### THE INPUT
'''

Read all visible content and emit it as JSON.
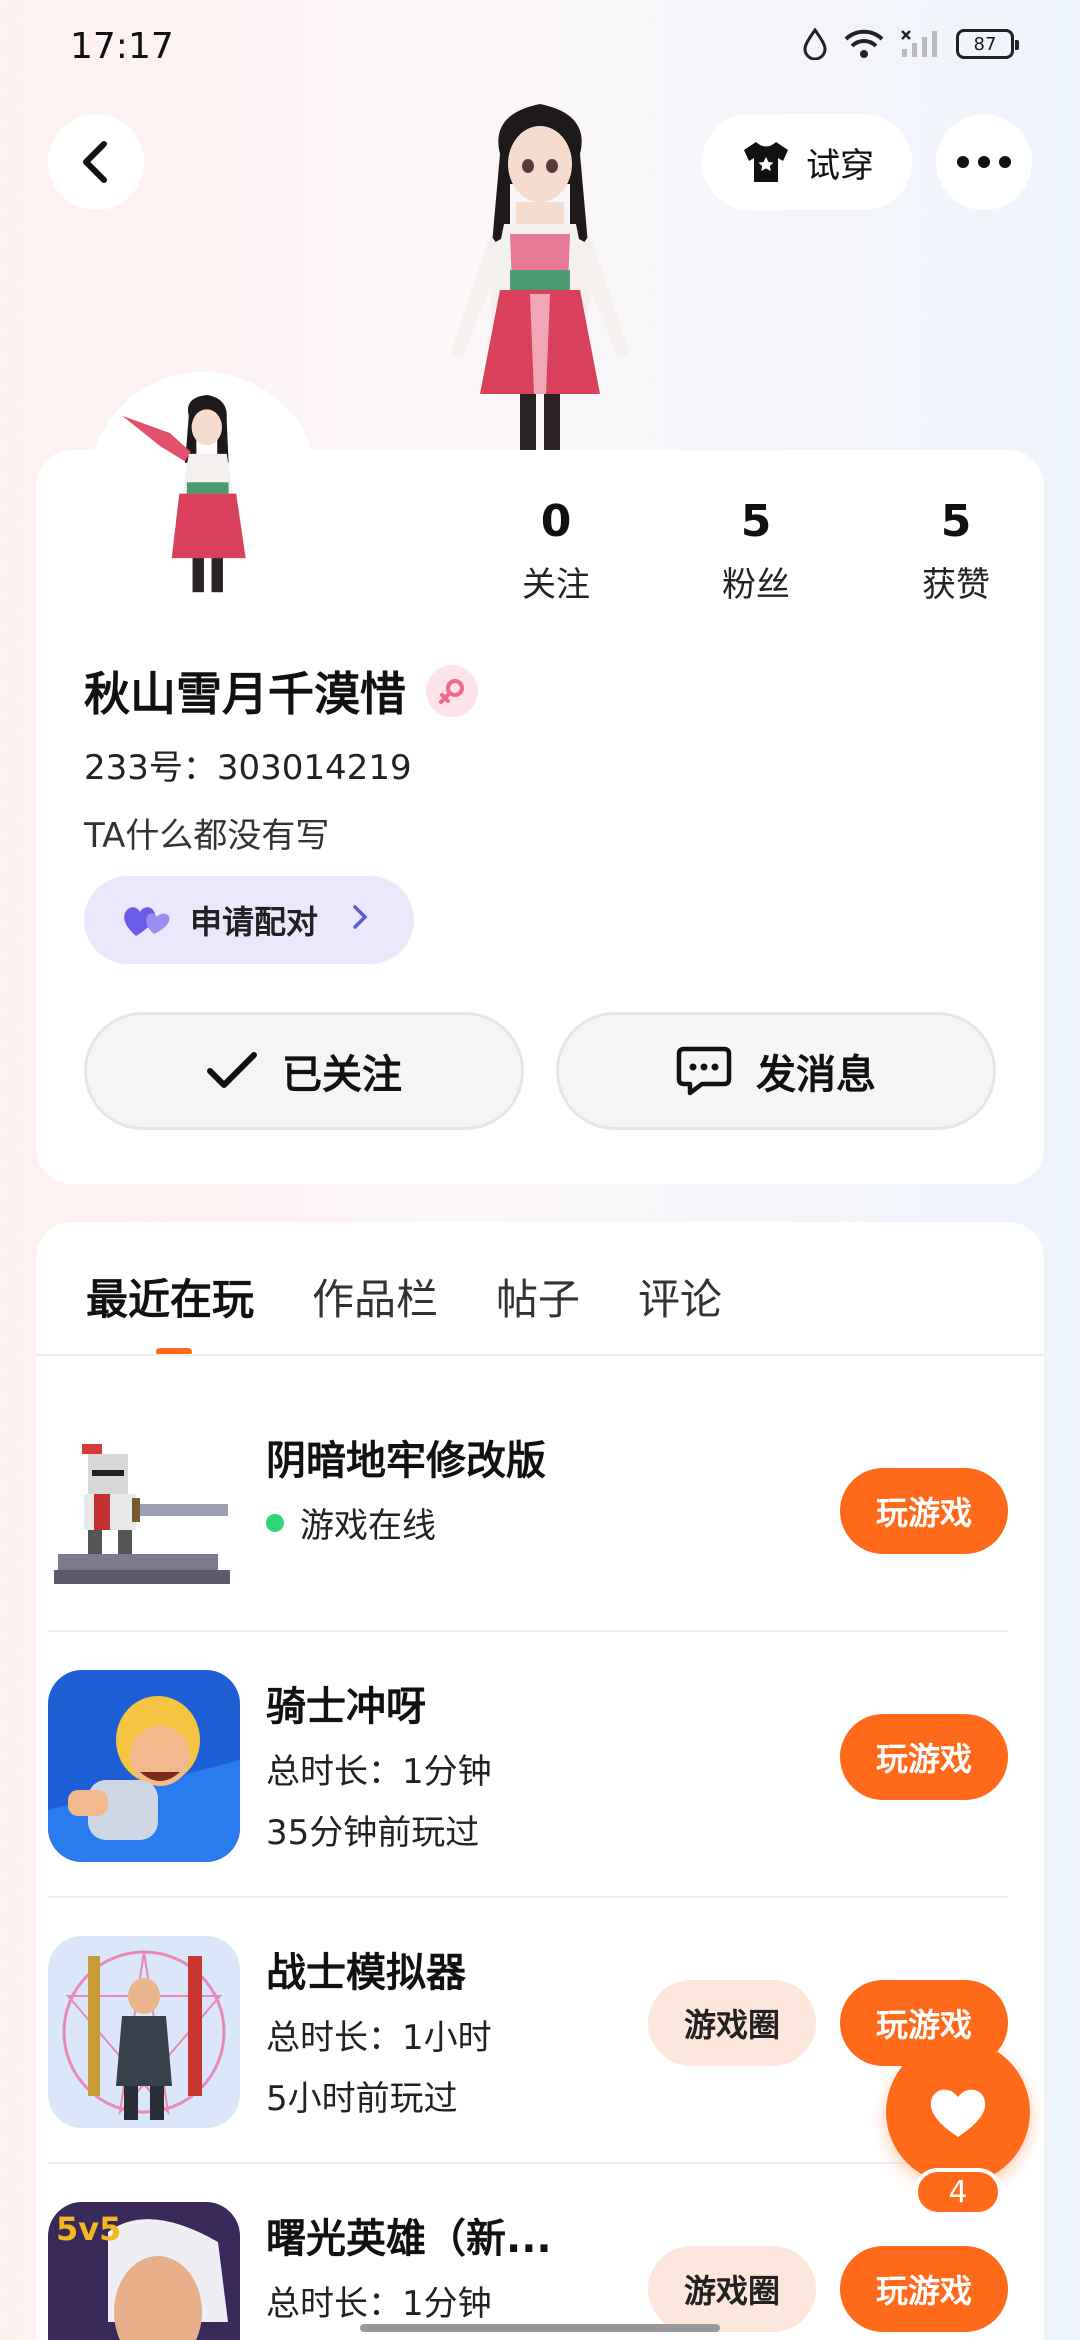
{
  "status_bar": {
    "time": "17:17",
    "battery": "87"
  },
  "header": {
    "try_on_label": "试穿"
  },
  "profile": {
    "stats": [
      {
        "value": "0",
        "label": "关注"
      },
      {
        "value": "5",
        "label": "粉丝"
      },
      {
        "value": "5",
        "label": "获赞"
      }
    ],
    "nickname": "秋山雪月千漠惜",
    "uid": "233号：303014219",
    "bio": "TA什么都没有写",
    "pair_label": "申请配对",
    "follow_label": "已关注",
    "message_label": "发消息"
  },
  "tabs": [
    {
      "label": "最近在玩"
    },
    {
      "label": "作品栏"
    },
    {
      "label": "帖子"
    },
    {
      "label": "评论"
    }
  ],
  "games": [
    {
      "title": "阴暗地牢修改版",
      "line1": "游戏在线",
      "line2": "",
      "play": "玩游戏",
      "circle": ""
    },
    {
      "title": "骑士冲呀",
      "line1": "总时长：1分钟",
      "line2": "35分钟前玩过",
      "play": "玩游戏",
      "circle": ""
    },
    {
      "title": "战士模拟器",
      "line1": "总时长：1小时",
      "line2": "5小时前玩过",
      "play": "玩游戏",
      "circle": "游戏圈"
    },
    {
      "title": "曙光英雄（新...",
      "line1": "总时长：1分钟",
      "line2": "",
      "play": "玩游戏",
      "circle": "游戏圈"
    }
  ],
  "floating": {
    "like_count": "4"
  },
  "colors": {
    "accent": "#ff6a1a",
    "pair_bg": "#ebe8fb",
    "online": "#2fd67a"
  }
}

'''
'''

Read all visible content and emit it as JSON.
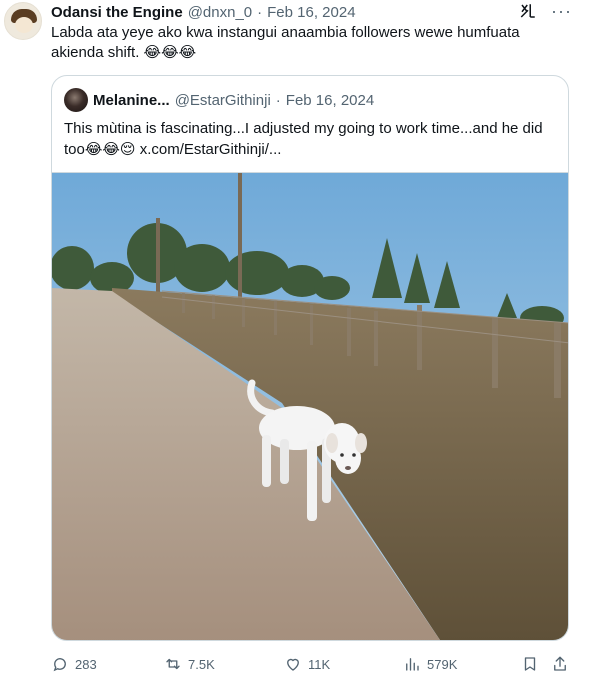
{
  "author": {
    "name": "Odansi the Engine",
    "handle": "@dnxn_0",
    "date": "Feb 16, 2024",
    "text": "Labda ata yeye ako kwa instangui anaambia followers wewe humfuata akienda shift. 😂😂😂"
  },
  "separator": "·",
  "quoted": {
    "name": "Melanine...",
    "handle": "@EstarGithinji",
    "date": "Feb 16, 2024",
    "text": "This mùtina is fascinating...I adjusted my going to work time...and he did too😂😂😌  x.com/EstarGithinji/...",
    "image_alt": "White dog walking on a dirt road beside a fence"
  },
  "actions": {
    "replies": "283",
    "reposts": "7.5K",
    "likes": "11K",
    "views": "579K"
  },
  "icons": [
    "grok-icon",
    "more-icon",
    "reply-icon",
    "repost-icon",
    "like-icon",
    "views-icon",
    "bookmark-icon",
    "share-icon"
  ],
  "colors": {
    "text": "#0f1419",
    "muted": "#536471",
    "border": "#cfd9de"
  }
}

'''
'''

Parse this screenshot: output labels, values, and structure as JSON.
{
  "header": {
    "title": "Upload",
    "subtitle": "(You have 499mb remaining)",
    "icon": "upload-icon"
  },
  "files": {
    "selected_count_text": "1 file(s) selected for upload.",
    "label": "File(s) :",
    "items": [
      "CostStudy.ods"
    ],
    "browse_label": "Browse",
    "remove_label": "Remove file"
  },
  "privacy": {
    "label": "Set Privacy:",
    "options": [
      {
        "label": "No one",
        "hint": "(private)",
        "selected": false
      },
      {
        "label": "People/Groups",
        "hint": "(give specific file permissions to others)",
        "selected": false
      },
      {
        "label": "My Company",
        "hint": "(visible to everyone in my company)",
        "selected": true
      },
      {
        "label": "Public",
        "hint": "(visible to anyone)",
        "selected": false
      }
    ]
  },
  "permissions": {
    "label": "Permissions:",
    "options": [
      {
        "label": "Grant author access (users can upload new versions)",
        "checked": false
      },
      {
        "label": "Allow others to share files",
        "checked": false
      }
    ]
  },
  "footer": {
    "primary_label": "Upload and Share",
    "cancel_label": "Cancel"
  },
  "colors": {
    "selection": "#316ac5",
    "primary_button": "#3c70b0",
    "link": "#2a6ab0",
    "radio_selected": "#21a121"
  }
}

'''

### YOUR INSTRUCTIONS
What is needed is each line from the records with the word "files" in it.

### RESPONSE AREA
  "files": {
        "label": "Allow others to share files",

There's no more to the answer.